Updated on 28 September 2012
Teijin plans to begin phase I trial in Japan next year
Singapore: Tokyo-based Teijin Pharma, the core company of the Teijin Group's healthcare business, and Pulmagen Therapeutics, a UK-based drug development company, have signed an exclusive licensing agreement granting Teijin Pharma the rights to develop, manufacture and market a bronchial asthma therapeutic discovered by Pulmagen Therapeutics in Japan.
Teijin Pharma, which hopes to strengthen its commitment to improving the quality of life for patients by adding the new drug, ADC3680, to its portfolio, aims to begin phase I clinical trials for it in Japan in the next fiscal year starting in April 2013. Pulmagen Therapeutics has already commenced phase II clinical trials for the drug in the UK and will soon embark on a global phase II efficacy study.

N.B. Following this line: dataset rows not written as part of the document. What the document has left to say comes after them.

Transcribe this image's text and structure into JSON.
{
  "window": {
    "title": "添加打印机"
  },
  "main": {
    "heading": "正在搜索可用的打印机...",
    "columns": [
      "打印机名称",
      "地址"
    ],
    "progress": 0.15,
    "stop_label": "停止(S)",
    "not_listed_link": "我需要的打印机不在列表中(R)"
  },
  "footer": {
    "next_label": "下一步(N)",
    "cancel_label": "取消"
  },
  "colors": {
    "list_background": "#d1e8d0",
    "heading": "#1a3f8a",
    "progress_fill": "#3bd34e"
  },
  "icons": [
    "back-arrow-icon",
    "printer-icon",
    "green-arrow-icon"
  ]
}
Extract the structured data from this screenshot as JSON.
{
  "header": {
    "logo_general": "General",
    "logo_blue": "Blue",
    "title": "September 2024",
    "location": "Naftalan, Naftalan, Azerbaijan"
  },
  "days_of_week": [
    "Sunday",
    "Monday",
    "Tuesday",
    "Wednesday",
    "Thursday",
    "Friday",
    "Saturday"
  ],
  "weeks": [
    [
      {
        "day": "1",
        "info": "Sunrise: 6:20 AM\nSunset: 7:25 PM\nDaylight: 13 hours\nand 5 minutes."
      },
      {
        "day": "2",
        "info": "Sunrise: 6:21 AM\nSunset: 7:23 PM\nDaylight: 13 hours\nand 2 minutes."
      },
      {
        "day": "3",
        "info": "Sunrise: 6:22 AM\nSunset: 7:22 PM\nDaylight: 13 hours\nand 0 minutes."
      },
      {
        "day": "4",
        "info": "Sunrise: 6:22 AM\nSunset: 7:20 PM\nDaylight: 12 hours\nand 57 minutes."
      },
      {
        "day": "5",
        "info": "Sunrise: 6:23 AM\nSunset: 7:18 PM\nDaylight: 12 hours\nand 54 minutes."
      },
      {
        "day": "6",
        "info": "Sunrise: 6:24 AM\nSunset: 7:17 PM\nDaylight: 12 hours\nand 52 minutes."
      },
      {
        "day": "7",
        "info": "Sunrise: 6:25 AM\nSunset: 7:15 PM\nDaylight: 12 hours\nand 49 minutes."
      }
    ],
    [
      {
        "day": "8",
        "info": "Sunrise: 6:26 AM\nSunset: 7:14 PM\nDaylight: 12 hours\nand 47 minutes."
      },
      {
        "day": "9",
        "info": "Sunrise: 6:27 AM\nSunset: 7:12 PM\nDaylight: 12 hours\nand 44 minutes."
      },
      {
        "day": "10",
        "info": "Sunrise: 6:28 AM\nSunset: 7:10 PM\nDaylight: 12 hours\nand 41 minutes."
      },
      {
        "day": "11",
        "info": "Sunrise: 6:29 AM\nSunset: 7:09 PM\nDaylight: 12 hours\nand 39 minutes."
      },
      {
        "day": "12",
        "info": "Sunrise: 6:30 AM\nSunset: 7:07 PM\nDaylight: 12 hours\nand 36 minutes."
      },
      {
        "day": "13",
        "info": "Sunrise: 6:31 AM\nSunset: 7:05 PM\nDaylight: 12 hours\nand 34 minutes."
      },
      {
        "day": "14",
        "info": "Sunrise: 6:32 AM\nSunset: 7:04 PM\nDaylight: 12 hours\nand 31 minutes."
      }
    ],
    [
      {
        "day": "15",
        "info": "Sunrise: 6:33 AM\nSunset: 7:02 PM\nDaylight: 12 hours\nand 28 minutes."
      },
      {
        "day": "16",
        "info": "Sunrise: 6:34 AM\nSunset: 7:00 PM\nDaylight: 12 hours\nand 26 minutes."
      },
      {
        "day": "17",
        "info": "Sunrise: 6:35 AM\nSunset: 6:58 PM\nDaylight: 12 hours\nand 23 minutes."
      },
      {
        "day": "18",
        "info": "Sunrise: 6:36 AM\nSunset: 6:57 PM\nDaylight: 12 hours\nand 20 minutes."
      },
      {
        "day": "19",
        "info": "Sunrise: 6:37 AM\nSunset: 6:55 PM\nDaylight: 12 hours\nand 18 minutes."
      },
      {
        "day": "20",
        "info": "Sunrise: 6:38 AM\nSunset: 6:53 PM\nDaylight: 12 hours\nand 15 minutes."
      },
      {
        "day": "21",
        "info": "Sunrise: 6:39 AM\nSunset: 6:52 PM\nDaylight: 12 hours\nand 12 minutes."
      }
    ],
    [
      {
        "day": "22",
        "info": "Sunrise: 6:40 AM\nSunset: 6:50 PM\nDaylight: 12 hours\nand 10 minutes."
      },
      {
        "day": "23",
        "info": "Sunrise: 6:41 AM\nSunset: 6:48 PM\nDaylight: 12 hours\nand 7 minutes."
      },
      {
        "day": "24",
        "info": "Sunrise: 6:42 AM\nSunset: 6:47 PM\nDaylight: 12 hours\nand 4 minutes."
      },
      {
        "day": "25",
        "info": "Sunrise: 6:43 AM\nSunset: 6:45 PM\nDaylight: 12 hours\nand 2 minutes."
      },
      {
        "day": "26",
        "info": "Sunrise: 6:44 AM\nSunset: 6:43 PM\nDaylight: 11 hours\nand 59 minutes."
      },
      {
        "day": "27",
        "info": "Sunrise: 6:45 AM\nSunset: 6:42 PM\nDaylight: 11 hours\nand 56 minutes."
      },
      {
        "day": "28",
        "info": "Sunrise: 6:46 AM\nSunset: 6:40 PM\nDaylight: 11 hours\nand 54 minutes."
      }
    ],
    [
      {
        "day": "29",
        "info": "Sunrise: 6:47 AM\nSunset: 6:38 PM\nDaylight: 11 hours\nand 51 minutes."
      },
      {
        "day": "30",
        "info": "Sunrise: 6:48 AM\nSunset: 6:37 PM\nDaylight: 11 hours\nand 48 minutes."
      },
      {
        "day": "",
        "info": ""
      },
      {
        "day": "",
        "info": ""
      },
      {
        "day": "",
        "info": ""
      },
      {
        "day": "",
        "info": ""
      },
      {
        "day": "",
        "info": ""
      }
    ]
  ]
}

ADC3680 acts by a novel anti-inflammatory mechanism that inhibits the binding of a key inflammatory mediator, PGD2, to its receptor, CRTh2. When bound to CRTh2, PGD2 activates inflammatory cells in the airway and exacerbates pulmonary inflammation. By antagonizing binding, ADC3680 helps to reduce pulmonary inflammation and thus improve overall asthma control.
The drug candidate is an oral agent with the potential for easy use as a medication in a wide range of patients, both as a monotherapy and in combination with other established drugs, including inhaled corticosteroids. It is also expected to be used in an expanded range of indications for respiratory diseases besides bronchial asthma, including chronic obstructive pulmonary disease and allergic rhinitis as well as in certain non-respiratory inflammatory diseases.
Bronchial asthma is characterized by chronic airway inflammation. In conventional treatment, the first recommendation is the inhalation of steroids with powerful anti-inflammatory action, possibly in combination with other drugs depending on the effectiveness of the treatment. However, some patients do not experience adequate improvement, so agents offering novel mechanisms are being sought.
According to a report released in 2011 by Japan's Health Sciences Council Committee on Measures Against Rheumatism and Allergic Disease, the number of people in Japan suffering from bronchial asthma has nearly doubled to more than eight million adults and children over the past 10 years. Although mortality is declining, more than 2,000 people, mainly elderly, still die from this condition every year, according to vital statistics of Japan 2010 published by the Ministry of Health, Labor and Welfare.